* YOUR ASSIGNMENT *
No images, please. Copy each entry below exactly as it reads.

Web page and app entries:

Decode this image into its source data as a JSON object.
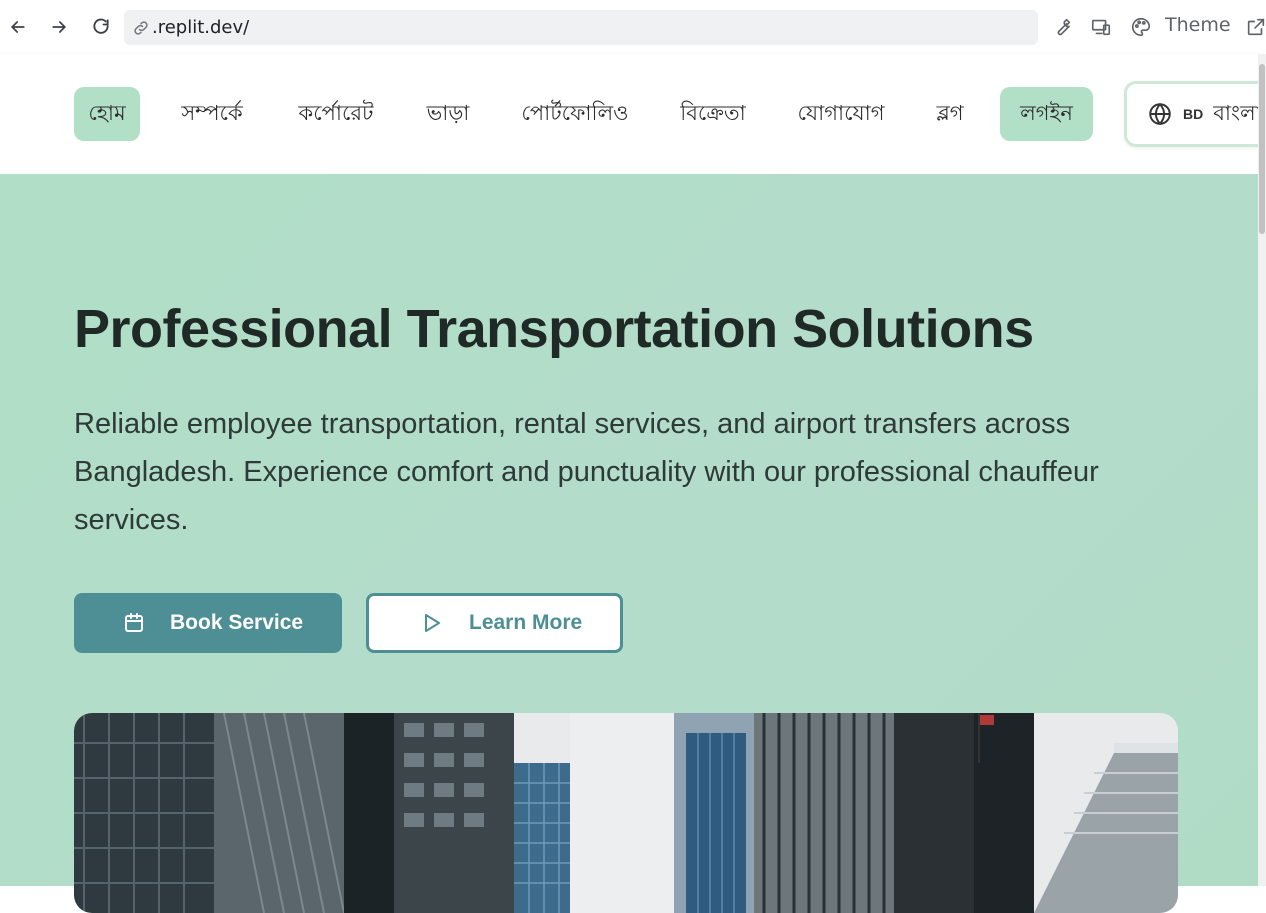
{
  "browser": {
    "url": ".replit.dev/",
    "theme_label": "Theme"
  },
  "nav": {
    "items": [
      {
        "label": "হোম",
        "active": true
      },
      {
        "label": "সম্পর্কে",
        "active": false
      },
      {
        "label": "কর্পোরেট",
        "active": false
      },
      {
        "label": "ভাড়া",
        "active": false
      },
      {
        "label": "পোর্টফোলিও",
        "active": false
      },
      {
        "label": "বিক্রেতা",
        "active": false
      },
      {
        "label": "যোগাযোগ",
        "active": false
      },
      {
        "label": "ব্লগ",
        "active": false
      }
    ],
    "login_label": "লগইন",
    "language": {
      "code": "BD",
      "label": "বাংলা"
    }
  },
  "hero": {
    "title": "Professional Transportation Solutions",
    "description": "Reliable employee transportation, rental services, and airport transfers across Bangladesh. Experience comfort and punctuality with our professional chauffeur services.",
    "primary_button": "Book Service",
    "secondary_button": "Learn More"
  },
  "colors": {
    "hero_bg": "#b0dec6",
    "accent": "#4d8f94",
    "nav_active": "#b1e0c6"
  }
}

* TASK SOLUTION *
Decode this image into its source data as a JSON object.
{
  "browser": {
    "url": ".replit.dev/",
    "theme_label": "Theme"
  },
  "nav": {
    "items": [
      {
        "label": "হোম",
        "active": true
      },
      {
        "label": "সম্পর্কে",
        "active": false
      },
      {
        "label": "কর্পোরেট",
        "active": false
      },
      {
        "label": "ভাড়া",
        "active": false
      },
      {
        "label": "পোর্টফোলিও",
        "active": false
      },
      {
        "label": "বিক্রেতা",
        "active": false
      },
      {
        "label": "যোগাযোগ",
        "active": false
      },
      {
        "label": "ব্লগ",
        "active": false
      }
    ],
    "login_label": "লগইন",
    "language": {
      "code": "BD",
      "label": "বাংলা"
    }
  },
  "hero": {
    "title": "Professional Transportation Solutions",
    "description": "Reliable employee transportation, rental services, and airport transfers across Bangladesh. Experience comfort and punctuality with our professional chauffeur services.",
    "primary_button": "Book Service",
    "secondary_button": "Learn More"
  },
  "colors": {
    "hero_bg": "#b0dec6",
    "accent": "#4d8f94",
    "nav_active": "#b1e0c6"
  }
}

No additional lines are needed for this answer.